While Bill Belichick has never been given to hyperbole, a victory against the Colts would surely have brought a smile even to his perpetually morose face had the fourth quarter not made the game as tight as it did. New England’s defense is undoubtedly two things: young and talented. Yet they’re also prone to lapses of complete non-aggression on a scale that Gandhi would’ve been proud of.
The beginning of the game started fortuitously for the Patriots as an Indianapolis penalty on the kickoff ensured Peyton Manning would start at his own 11 yard line. Sure enough, the Colts started in their traditional no huddle and did a good job (initially) of keeping the yardage short, hitting Austin Collie on in-cuts and running with Donald Brown.
Problems arose for the Colts only when the 3rd down yardage became long. On a 3rd and 6 at the New England 46 yard line, Peyton encountered something that he doesn’t normally run into: pressure up the middle.
The pictures below illustrate the best of New England’s defense. In this play, Belichick went with a Nickel Defense (four linemen, two linebackers and five defensive backs). To help with the picture (which is admittedly out of focus thank you very much NFL Network on Itunes), I’ve color-coded their secondary.
In red are the two cornerbacks (Devin McCourty on the top of the screen and Kyle Arrington on the bottom) as well as safety-turned-nickel-back Patrick Chung (lined up in the slot). The linebackers (Jerod Mayo on the bottom covering Jacob Tamme and Gary Guyton in a middle zone) are highlighted yellow.
Notice how at this point in the play Peyton has received the ball and is ideally placed to survey the field, unencumbered by any pass-rush since New England elected not to bring a blitz.

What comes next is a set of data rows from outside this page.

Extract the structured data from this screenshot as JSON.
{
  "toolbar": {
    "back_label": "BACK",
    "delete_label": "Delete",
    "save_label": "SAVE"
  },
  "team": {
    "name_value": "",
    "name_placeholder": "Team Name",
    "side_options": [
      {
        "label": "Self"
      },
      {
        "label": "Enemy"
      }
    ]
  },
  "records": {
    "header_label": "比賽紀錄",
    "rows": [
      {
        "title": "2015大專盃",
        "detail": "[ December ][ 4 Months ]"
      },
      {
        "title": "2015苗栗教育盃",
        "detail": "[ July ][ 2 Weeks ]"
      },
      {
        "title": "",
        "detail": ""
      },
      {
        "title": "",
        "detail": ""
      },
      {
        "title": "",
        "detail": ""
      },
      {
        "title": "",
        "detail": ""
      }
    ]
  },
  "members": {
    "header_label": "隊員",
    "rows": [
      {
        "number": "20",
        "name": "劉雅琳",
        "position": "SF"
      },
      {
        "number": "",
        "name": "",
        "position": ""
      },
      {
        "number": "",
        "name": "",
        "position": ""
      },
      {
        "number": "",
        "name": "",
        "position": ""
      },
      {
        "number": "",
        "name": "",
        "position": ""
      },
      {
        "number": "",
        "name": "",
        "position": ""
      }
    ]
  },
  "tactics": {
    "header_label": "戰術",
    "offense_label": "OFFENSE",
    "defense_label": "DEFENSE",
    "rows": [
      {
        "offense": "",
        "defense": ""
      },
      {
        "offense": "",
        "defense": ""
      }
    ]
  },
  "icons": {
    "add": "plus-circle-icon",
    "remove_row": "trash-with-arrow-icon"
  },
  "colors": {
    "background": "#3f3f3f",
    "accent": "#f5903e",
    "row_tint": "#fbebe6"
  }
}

His first read is toward the bottom of the screen looking for either the tight end (Tamme) or wide receiver Reggie Wayne.
Knowing that Indi needs only a short completion to get the first down, New England has five defenders in tight coverage at this point in the play (negating the quick throws Peyton loves so much). So far, New England is winning the play with their secondary.
Only a few moments have passed since the first picture but already you can see the fruitful efforts of defensive tackle Mike Wright (with the yellow dot over his head). Though unheralded, Wright is good at doing exactly what he’s accomplished in this play: destroying the pocket by simply bull-rushing his blocker.
Peyton’s ability to step into his throw is completely stunted and his feet are more perpendicular than parallel (in other words, he can’t get the required zip on his passes). This is perfect for the defense because while New England still has everyone covered at this point in the play, their short zones fail to prevent a medium route that gets between the deep coverage and the underneath coverage.
As it turned out, Peyton tried to throw to this exact route (a medium crossing route to Blair White who can be seen running on the far left of the picture.) However, since his feet weren’t properly set, he got too much loft on the throw and it sailed into the arms of Brendon Meriweather for an early interception.
Basically, New England’s secondary won the first part of the play and their pass-rush won the second part. Each unit needed to execute and they both did, because neither could succeed without the other. Had the coverage failed, Peyton would have fired underneath right after receiving the ball. Had the rush failed, he would have had too much time and found the holes in New England’s zone.
Yet New England’s defense is far too inconsistent, and especially their pass-rush goes through spells where they create no pressure at all. This is particularly disturbing when it happens even as they blitz. The priority of fixing this became all too clear at the end of the first half when Peyton drove the Colts down the field and faced a 2nd and 10 at the Patriots’ 11 yard line with seven seconds left in the half.
Notice the difference in the picture here and the picture from before. Instead of shrinking the pocket, New England defensive linemen are perfectly contained (their defensive tackles are stuck almost at the line of scrimmage).
Peyton’s able to set his feet perfectly and step into the throw (which was a perfect fade into the corner for a touchdown to Reggie Wayne). Even though the coverage was tight (and actually Brandon Meriweather probably should have made a play on the ball) Peyton threaded the needle because, well, he’s Peyton Manning and that’s what he’s on this earth to do.
You can’t let Peyton set in the pocket. It’s as simple as that. You might be able to take away the underneath routes, but the medium and deep ones are unstoppable if he can step into his passes.
Thankfully for the Pats, they don’t play Indianapolis every week, but their defensive woes remain the main argument against them winning the Super Bowl. At some point in the playoffs, a team like the Colts (or possibly the Colts themselves) will force New England to make a stop.
That’s the underlying question with the Patriots: can they get a stop when they absolutely need it? Sure they won the game because of an interception, but can they consistently replicate it? Judging from Bill Belichick’s continual grimaces when the subject of his defense is broached, you don’t have to be a genius to see what he thinks the answer is at this point in the season. It will be interesting to see how this theme progresses because, as has often been the case in the last decade, New England’s play will have major consequences within the AFC.